The Ning Team
This ‘Baseline’ Review is the result of our initial findings for the T-SPARC project. We interviewed a mixture of stakeholders and made sure all six faculties were represented in the research (although not all interviews were captured on video).
The review is retrospective and is designed to describe context rather than to facilitate new processes or to develop new solutions to the problems outlined. We have decided to move away from the document process, speak to the people we want to assist and present our findings in an innovative and accessible way.
The majority of the content focuses on how the approval /reapproval process is in need of an overhaul due to the amount of documentation and time constraints which has led to a compliance culture that does little to promote innovation or to put the student learning experience at the forefront of curriculum design.
You can link to the review
Here signed in from Circle: http://jisc.sossoon.net/blog.aspx?bid=6508
Here signed in from Moodle: http://bit.ly/10O1kJ
When we started looking at Communications and how to engage with stakeholders there were a few questions which we needed to ask ourselves:
1. What do we want to achieve? (What are our objectives?)
2. Who do we want to talk to? (Who are the publics/ Stakeholders?)
3. How shall we say it? (What mechanisms shall we use to get the message across?)
4. How do we know we have got it right? (How will we evaluate the work?)
We knew what we wanted to achieve – that was to fully engage and involve our stakeholders, and we knew who the stakeholders were – both internal and external. We just had to think about how best to engage them.

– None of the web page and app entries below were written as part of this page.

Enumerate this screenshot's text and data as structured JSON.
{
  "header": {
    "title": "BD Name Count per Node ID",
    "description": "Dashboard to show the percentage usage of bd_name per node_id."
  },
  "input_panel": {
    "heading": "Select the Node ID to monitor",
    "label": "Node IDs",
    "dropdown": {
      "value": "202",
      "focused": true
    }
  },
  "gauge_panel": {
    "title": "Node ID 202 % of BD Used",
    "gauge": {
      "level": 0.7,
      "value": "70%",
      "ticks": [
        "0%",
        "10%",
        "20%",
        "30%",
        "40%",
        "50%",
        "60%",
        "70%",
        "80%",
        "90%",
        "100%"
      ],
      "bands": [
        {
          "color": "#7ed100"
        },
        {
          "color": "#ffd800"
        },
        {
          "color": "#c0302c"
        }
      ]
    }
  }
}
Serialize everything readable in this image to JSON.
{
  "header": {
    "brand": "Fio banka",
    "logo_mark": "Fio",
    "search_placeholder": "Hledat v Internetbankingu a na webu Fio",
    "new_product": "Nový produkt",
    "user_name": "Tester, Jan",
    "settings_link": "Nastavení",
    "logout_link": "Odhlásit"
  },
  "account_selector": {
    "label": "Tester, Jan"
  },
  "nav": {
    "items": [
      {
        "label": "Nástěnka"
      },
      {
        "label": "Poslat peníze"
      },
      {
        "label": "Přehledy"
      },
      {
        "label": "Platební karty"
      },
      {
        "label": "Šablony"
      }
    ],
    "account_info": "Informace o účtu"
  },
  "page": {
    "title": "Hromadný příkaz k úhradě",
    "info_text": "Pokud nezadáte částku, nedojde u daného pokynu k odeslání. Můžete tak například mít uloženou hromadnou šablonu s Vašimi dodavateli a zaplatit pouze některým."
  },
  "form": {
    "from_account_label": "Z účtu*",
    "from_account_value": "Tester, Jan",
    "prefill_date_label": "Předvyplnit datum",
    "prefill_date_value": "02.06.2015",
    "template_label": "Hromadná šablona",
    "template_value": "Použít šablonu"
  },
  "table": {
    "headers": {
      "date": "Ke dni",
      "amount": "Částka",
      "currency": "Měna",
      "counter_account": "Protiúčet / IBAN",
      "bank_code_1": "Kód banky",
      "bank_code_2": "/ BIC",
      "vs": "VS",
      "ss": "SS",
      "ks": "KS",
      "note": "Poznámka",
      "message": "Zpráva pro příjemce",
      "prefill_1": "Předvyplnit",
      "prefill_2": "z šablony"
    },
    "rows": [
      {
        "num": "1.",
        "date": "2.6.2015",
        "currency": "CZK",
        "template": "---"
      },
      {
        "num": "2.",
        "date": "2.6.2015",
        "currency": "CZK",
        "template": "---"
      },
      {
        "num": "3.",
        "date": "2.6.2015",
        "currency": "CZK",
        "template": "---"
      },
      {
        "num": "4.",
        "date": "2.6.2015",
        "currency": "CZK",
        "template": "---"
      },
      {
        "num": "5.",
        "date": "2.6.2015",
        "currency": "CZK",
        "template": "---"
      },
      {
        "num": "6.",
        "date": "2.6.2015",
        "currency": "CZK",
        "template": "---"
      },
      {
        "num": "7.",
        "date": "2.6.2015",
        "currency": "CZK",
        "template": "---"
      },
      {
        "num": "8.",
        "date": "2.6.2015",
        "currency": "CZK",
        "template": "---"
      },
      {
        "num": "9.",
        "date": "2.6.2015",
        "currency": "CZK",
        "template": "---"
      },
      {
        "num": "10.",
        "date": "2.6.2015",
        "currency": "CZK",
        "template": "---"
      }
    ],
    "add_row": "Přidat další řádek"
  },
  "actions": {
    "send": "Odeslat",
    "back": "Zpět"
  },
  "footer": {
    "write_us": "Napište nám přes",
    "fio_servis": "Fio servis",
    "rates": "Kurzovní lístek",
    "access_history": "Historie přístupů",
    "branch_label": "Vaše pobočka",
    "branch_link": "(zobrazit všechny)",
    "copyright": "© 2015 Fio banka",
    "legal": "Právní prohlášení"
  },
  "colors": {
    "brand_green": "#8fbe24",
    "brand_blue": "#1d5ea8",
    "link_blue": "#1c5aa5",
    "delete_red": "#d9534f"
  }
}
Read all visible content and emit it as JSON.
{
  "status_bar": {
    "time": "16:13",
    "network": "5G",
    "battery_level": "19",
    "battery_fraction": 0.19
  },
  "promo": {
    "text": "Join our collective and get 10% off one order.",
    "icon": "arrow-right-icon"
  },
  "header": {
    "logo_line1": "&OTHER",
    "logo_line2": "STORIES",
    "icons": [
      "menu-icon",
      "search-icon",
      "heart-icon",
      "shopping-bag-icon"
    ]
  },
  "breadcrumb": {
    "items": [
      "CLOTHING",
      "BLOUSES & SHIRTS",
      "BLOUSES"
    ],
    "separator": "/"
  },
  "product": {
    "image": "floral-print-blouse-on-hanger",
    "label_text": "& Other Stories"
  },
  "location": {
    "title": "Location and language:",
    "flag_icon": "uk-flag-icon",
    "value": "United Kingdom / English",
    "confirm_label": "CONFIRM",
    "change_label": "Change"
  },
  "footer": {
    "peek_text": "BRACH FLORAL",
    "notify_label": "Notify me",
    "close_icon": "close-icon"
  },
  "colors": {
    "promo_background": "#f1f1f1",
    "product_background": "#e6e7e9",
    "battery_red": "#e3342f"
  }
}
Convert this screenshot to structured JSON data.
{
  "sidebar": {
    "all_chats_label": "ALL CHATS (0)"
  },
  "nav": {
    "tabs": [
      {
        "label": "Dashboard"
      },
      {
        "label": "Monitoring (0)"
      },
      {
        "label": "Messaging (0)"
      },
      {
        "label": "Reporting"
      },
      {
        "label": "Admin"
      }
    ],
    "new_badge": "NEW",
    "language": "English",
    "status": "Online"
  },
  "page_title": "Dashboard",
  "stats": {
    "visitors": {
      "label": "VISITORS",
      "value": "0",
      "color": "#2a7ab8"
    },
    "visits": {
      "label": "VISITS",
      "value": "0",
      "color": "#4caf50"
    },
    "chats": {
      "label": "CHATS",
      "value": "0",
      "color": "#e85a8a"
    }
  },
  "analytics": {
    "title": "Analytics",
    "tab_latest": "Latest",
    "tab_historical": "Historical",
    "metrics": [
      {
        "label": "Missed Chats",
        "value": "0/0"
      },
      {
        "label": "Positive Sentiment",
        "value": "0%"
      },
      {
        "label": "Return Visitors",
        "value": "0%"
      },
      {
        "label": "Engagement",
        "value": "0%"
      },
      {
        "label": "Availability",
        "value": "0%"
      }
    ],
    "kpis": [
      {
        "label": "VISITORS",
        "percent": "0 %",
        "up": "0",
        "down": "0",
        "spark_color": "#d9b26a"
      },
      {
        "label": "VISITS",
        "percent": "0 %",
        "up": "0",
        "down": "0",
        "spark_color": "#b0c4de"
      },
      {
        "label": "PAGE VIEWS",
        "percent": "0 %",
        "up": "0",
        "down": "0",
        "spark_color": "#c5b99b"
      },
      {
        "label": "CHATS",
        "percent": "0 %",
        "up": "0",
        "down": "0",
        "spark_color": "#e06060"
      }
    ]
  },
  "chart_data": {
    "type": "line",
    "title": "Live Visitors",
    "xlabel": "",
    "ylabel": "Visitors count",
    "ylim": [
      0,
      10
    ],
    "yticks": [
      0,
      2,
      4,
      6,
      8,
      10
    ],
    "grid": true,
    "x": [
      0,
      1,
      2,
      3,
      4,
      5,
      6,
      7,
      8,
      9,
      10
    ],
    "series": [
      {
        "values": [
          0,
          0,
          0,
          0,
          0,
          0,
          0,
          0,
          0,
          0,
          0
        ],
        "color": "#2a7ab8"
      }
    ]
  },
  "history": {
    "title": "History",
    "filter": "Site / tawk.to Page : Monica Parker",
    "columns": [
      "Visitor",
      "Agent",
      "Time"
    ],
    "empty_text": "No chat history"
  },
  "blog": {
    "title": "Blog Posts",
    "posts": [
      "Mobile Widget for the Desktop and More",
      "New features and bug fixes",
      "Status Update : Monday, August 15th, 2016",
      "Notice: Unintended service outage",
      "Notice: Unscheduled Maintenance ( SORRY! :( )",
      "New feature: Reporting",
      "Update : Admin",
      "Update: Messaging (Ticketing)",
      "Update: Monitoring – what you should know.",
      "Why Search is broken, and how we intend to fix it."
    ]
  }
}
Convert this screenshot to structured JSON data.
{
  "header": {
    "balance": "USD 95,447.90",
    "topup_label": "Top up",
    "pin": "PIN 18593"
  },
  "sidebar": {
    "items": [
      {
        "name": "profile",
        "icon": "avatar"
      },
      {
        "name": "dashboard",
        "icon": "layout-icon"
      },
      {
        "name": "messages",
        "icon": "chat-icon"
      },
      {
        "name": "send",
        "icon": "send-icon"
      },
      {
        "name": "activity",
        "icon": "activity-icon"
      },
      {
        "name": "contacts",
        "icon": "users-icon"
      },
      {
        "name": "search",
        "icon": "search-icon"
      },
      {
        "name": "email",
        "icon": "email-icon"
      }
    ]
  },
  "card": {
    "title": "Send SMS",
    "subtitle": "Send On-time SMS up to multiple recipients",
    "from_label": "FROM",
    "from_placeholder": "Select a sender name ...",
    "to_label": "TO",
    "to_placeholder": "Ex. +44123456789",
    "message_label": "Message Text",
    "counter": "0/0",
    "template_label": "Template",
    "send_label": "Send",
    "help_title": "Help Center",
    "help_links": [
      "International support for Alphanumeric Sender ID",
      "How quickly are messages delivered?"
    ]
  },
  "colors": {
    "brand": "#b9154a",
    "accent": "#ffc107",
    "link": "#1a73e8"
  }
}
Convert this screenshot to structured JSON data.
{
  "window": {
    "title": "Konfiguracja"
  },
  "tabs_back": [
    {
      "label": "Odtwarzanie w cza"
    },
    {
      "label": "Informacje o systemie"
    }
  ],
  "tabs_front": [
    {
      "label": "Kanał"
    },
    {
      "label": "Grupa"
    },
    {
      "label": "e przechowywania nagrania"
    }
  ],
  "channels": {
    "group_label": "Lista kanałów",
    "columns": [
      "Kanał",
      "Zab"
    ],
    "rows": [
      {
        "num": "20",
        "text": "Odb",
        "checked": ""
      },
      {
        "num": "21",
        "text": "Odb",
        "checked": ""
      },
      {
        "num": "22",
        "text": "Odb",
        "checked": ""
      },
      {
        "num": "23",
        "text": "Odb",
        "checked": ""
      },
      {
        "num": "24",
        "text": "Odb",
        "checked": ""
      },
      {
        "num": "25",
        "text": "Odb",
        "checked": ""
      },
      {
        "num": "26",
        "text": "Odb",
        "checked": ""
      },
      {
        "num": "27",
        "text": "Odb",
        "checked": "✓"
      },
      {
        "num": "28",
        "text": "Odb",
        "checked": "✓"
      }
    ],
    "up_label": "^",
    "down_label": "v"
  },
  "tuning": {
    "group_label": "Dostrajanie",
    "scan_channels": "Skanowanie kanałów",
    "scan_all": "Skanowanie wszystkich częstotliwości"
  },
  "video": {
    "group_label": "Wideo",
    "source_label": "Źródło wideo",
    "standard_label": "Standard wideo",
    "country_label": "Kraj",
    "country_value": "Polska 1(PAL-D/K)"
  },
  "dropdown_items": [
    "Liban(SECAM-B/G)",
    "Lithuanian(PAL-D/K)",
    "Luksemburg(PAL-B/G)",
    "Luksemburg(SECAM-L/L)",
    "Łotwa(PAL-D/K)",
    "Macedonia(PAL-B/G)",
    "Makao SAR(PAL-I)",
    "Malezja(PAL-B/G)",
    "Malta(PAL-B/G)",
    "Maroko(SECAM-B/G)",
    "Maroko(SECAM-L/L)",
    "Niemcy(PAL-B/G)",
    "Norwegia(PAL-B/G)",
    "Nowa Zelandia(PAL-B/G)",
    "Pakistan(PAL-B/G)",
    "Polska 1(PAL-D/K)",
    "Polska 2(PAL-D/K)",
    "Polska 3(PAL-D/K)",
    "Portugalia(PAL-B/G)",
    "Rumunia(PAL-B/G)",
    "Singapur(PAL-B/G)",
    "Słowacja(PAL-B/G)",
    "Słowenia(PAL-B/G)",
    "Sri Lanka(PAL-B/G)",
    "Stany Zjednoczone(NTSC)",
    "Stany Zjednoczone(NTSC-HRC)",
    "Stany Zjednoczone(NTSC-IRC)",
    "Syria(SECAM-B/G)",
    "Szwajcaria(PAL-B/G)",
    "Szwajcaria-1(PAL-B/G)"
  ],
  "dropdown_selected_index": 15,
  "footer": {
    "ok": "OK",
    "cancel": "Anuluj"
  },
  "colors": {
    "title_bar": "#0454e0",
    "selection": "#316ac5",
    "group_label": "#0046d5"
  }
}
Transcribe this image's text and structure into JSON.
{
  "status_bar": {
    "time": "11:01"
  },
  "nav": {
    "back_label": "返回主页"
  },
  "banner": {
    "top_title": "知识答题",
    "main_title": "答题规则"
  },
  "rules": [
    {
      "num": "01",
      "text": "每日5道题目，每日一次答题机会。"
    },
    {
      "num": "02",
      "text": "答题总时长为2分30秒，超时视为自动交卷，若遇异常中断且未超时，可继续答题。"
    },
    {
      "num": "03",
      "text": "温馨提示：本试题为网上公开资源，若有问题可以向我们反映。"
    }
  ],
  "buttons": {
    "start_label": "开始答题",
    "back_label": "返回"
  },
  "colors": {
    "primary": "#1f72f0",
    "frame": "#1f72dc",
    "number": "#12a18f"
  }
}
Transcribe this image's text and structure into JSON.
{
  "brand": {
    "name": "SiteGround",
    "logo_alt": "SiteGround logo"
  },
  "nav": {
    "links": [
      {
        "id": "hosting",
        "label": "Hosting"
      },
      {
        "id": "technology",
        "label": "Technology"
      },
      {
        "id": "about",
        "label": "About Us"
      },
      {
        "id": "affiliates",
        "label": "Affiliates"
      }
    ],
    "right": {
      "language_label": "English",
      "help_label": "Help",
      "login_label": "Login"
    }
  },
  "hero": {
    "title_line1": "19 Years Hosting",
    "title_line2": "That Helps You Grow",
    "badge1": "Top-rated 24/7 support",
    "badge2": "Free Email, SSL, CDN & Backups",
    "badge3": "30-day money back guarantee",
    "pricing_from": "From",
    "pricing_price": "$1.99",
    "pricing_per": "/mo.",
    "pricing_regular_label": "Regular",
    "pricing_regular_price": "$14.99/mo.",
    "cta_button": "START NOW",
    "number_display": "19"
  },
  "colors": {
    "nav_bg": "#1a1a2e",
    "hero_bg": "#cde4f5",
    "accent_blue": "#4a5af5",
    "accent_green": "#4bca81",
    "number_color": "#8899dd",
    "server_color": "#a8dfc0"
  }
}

Various form of communication were explored such as Twitter, Facebook and blogs, as well as social bookmarking and file sharing sites such as Newsvine, Stumbleupon and Reddit.
Some interesting sites that we stumbled upon were www.diigo.com and www.ning.com. Diigo is interesting as it has a facility to highlight specific pieces of text and also you can stick ‘virtual sticky notes’ onto web articles. Ning on the other hand is completely different. It’s a social networking platform so the user can set up their own social network. We initially thought that this would be a fantastic way for our Project Operation Group (POG) to meet virtually to discuss the project. After some further exploration of Ning we found that in order for Ning to stay free to the public they use rather unsightly advertisements down one side of the screen and to have an ‘ad-free’ network costs $24.95.
That put us off quite considerably as we thought that people would not want to view advertisements for ‘Over 40s dating clubs’ or ‘The ultimate weight loss drug’ when looking at a serious project about curriculum design that has the potential to affect a lot of people. When looking into this it became apparent that upon request Ning will grant an ‘ad-free’ space to educational users who are using Ning with children between the ages of 13 and 18. We have requested to be ad-free as we are using Ning in an educational capacity (although not with children) but we will see what happens.
Another problem we came across was that there did not seem to be anywhere to attach files to discuss within the T-SPARC social network. It later became apparent that we would first have to set up a group or an event within the network to attach a file to discuss but it did have some fantastic facilities including live chat (similar to MSN and Facebook chat) and the fact that the T-SPARC social network can be made private so only selected people would have access to the network.
An important way of engaging with the internal stakeholders we thought was to have a regular e-bulletin. We have decided upon the name ‘Sparcle’ to continue with the ‘sparc’ theme. We are still debating on the frequency of these e-bulletins but think with an addition of having a regular blog and regular tweets on twitter that the e-bulletin may only need to be once a month to sum up how the month has gone and to answer any questions that have arisen. It is through these questions and the stakeholders’ feedback that we will be able to gauge how well our initial engagement has gone and what we can do to make it better.